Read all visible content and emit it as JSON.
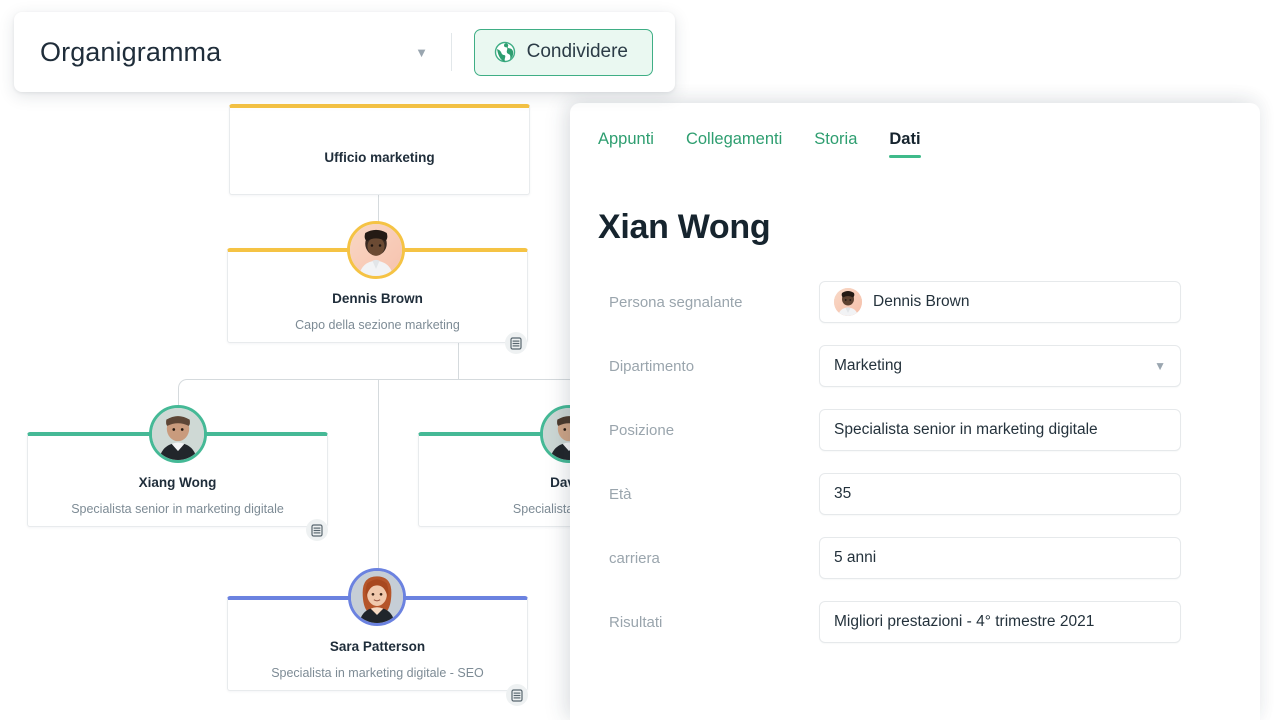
{
  "toolbar": {
    "title": "Organigramma",
    "caret_icon": "chevron-down-icon",
    "share_label": "Condividere",
    "share_icon": "globe-icon",
    "accent_green": "#3fae85",
    "share_bg": "#eaf8f1"
  },
  "chart": {
    "nodes": [
      {
        "id": "ufficio-marketing",
        "title": "Ufficio marketing",
        "subtitle": "",
        "accent": "#f5c344",
        "has_avatar": false,
        "has_db_icon": false
      },
      {
        "id": "dennis-brown",
        "title": "Dennis Brown",
        "subtitle": "Capo della sezione marketing",
        "accent": "#f5c344",
        "has_avatar": true,
        "has_db_icon": true,
        "db_icon": "database-icon"
      },
      {
        "id": "xiang-wong",
        "title": "Xiang Wong",
        "subtitle": "Specialista senior in marketing digitale",
        "accent": "#45b996",
        "has_avatar": true,
        "has_db_icon": true,
        "db_icon": "database-icon"
      },
      {
        "id": "david",
        "title": "David",
        "subtitle": "Specialista senior in",
        "accent": "#45b996",
        "has_avatar": true,
        "has_db_icon": false
      },
      {
        "id": "sara-patterson",
        "title": "Sara Patterson",
        "subtitle": "Specialista in marketing digitale - SEO",
        "accent": "#6b82e0",
        "has_avatar": true,
        "has_db_icon": true,
        "db_icon": "database-icon"
      }
    ]
  },
  "panel": {
    "tabs": [
      {
        "label": "Appunti",
        "active": false
      },
      {
        "label": "Collegamenti",
        "active": false
      },
      {
        "label": "Storia",
        "active": false
      },
      {
        "label": "Dati",
        "active": true
      }
    ],
    "person_name": "Xian Wong",
    "tab_color": "#2e9e70",
    "tab_active_color": "#16242e",
    "fields": [
      {
        "label": "Persona segnalante",
        "value": "Dennis Brown",
        "type": "person",
        "avatar_icon": "person-avatar-icon"
      },
      {
        "label": "Dipartimento",
        "value": "Marketing",
        "type": "select",
        "caret_icon": "chevron-down-icon"
      },
      {
        "label": "Posizione",
        "value": "Specialista senior in marketing digitale",
        "type": "text"
      },
      {
        "label": "Età",
        "value": "35",
        "type": "text"
      },
      {
        "label": "carriera",
        "value": "5 anni",
        "type": "text"
      },
      {
        "label": "Risultati",
        "value": "Migliori prestazioni - 4° trimestre 2021",
        "type": "text"
      }
    ]
  }
}
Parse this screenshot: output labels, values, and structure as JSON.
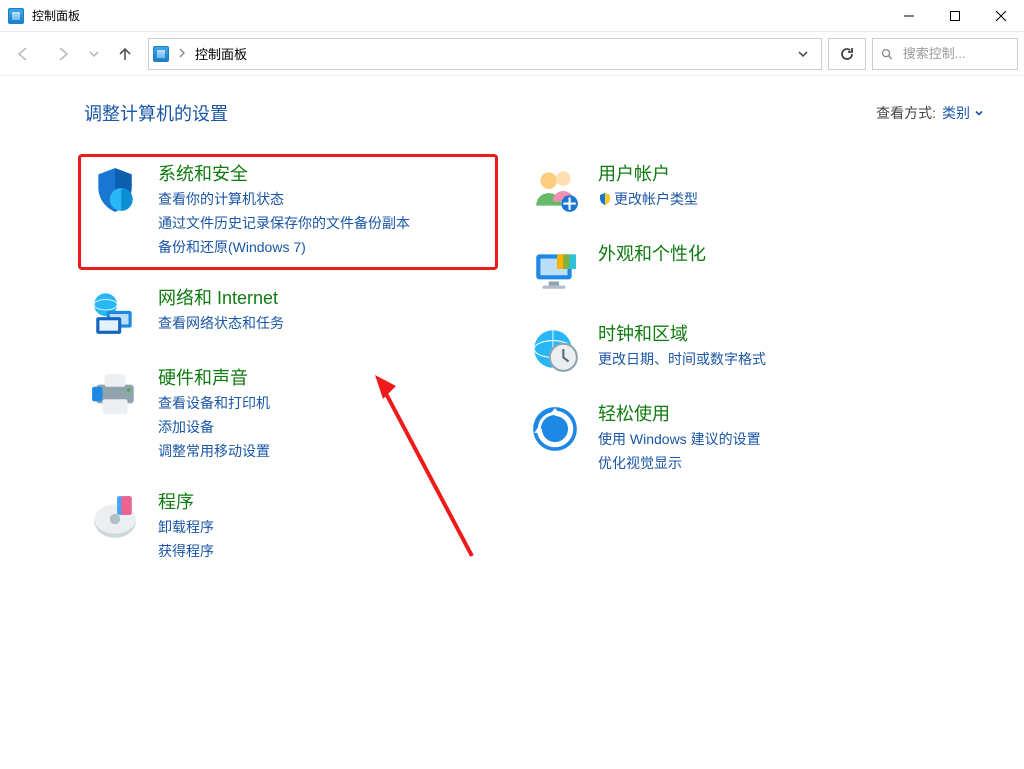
{
  "window": {
    "title": "控制面板"
  },
  "toolbar": {
    "breadcrumb": "控制面板",
    "search_placeholder": "搜索控制..."
  },
  "header": {
    "heading": "调整计算机的设置",
    "viewby_label": "查看方式:",
    "viewby_value": "类别"
  },
  "left": {
    "system": {
      "title": "系统和安全",
      "links": {
        "status": "查看你的计算机状态",
        "history": "通过文件历史记录保存你的文件备份副本",
        "backup": "备份和还原(Windows 7)"
      }
    },
    "network": {
      "title": "网络和 Internet",
      "links": {
        "status": "查看网络状态和任务"
      }
    },
    "hardware": {
      "title": "硬件和声音",
      "links": {
        "devices": "查看设备和打印机",
        "add": "添加设备",
        "mobility": "调整常用移动设置"
      }
    },
    "programs": {
      "title": "程序",
      "links": {
        "uninstall": "卸载程序",
        "get": "获得程序"
      }
    }
  },
  "right": {
    "accounts": {
      "title": "用户帐户",
      "links": {
        "change": "更改帐户类型"
      }
    },
    "appearance": {
      "title": "外观和个性化"
    },
    "clock": {
      "title": "时钟和区域",
      "links": {
        "datetime": "更改日期、时间或数字格式"
      }
    },
    "ease": {
      "title": "轻松使用",
      "links": {
        "settings": "使用 Windows 建议的设置",
        "visual": "优化视觉显示"
      }
    }
  }
}
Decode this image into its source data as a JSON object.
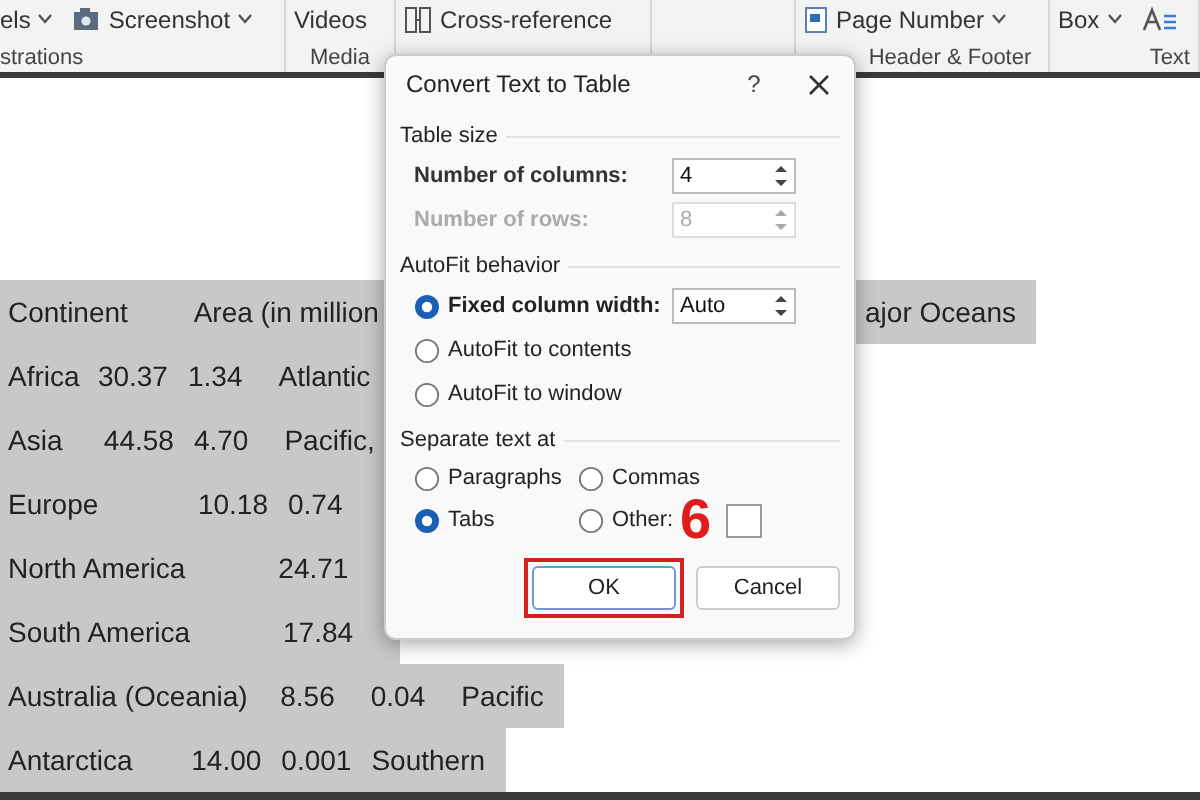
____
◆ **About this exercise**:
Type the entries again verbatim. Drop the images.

◆ **Solution to this task**:
Read all visible content and emit it as JSON.
{
  "toolbar": {
    "title": "Organigramma",
    "caret_icon": "chevron-down-icon",
    "share_label": "Condividere",
    "share_icon": "globe-icon",
    "accent_green": "#3fae85",
    "share_bg": "#eaf8f1"
  },
  "chart": {
    "nodes": [
      {
        "id": "ufficio-marketing",
        "title": "Ufficio marketing",
        "subtitle": "",
        "accent": "#f5c344",
        "has_avatar": false,
        "has_db_icon": false
      },
      {
        "id": "dennis-brown",
        "title": "Dennis Brown",
        "subtitle": "Capo della sezione marketing",
        "accent": "#f5c344",
        "has_avatar": true,
        "has_db_icon": true,
        "db_icon": "database-icon"
      },
      {
        "id": "xiang-wong",
        "title": "Xiang Wong",
        "subtitle": "Specialista senior in marketing digitale",
        "accent": "#45b996",
        "has_avatar": true,
        "has_db_icon": true,
        "db_icon": "database-icon"
      },
      {
        "id": "david",
        "title": "David",
        "subtitle": "Specialista senior in",
        "accent": "#45b996",
        "has_avatar": true,
        "has_db_icon": false
      },
      {
        "id": "sara-patterson",
        "title": "Sara Patterson",
        "subtitle": "Specialista in marketing digitale - SEO",
        "accent": "#6b82e0",
        "has_avatar": true,
        "has_db_icon": true,
        "db_icon": "database-icon"
      }
    ]
  },
  "panel": {
    "tabs": [
      {
        "label": "Appunti",
        "active": false
      },
      {
        "label": "Collegamenti",
        "active": false
      },
      {
        "label": "Storia",
        "active": false
      },
      {
        "label": "Dati",
        "active": true
      }
    ],
    "person_name": "Xian Wong",
    "tab_color": "#2e9e70",
    "tab_active_color": "#16242e",
    "fields": [
      {
        "label": "Persona segnalante",
        "value": "Dennis Brown",
        "type": "person",
        "avatar_icon": "person-avatar-icon"
      },
      {
        "label": "Dipartimento",
        "value": "Marketing",
        "type": "select",
        "caret_icon": "chevron-down-icon"
      },
      {
        "label": "Posizione",
        "value": "Specialista senior in marketing digitale",
        "type": "text"
      },
      {
        "label": "Età",
        "value": "35",
        "type": "text"
      },
      {
        "label": "carriera",
        "value": "5 anni",
        "type": "text"
      },
      {
        "label": "Risultati",
        "value": "Migliori prestazioni - 4° trimestre 2021",
        "type": "text"
      }
    ]
  }
}
Parse this screenshot: output labels, values, and structure as JSON.
{
  "window": {
    "title": "控制面板"
  },
  "toolbar": {
    "breadcrumb": "控制面板",
    "search_placeholder": "搜索控制..."
  },
  "header": {
    "heading": "调整计算机的设置",
    "viewby_label": "查看方式:",
    "viewby_value": "类别"
  },
  "left": {
    "system": {
      "title": "系统和安全",
      "links": {
        "status": "查看你的计算机状态",
        "history": "通过文件历史记录保存你的文件备份副本",
        "backup": "备份和还原(Windows 7)"
      }
    },
    "network": {
      "title": "网络和 Internet",
      "links": {
        "status": "查看网络状态和任务"
      }
    },
    "hardware": {
      "title": "硬件和声音",
      "links": {
        "devices": "查看设备和打印机",
        "add": "添加设备",
        "mobility": "调整常用移动设置"
      }
    },
    "programs": {
      "title": "程序",
      "links": {
        "uninstall": "卸载程序",
        "get": "获得程序"
      }
    }
  },
  "right": {
    "accounts": {
      "title": "用户帐户",
      "links": {
        "change": "更改帐户类型"
      }
    },
    "appearance": {
      "title": "外观和个性化"
    },
    "clock": {
      "title": "时钟和区域",
      "links": {
        "datetime": "更改日期、时间或数字格式"
      }
    },
    "ease": {
      "title": "轻松使用",
      "links": {
        "settings": "使用 Windows 建议的设置",
        "visual": "优化视觉显示"
      }
    }
  }
}
Decode this image into its source data as a JSON object.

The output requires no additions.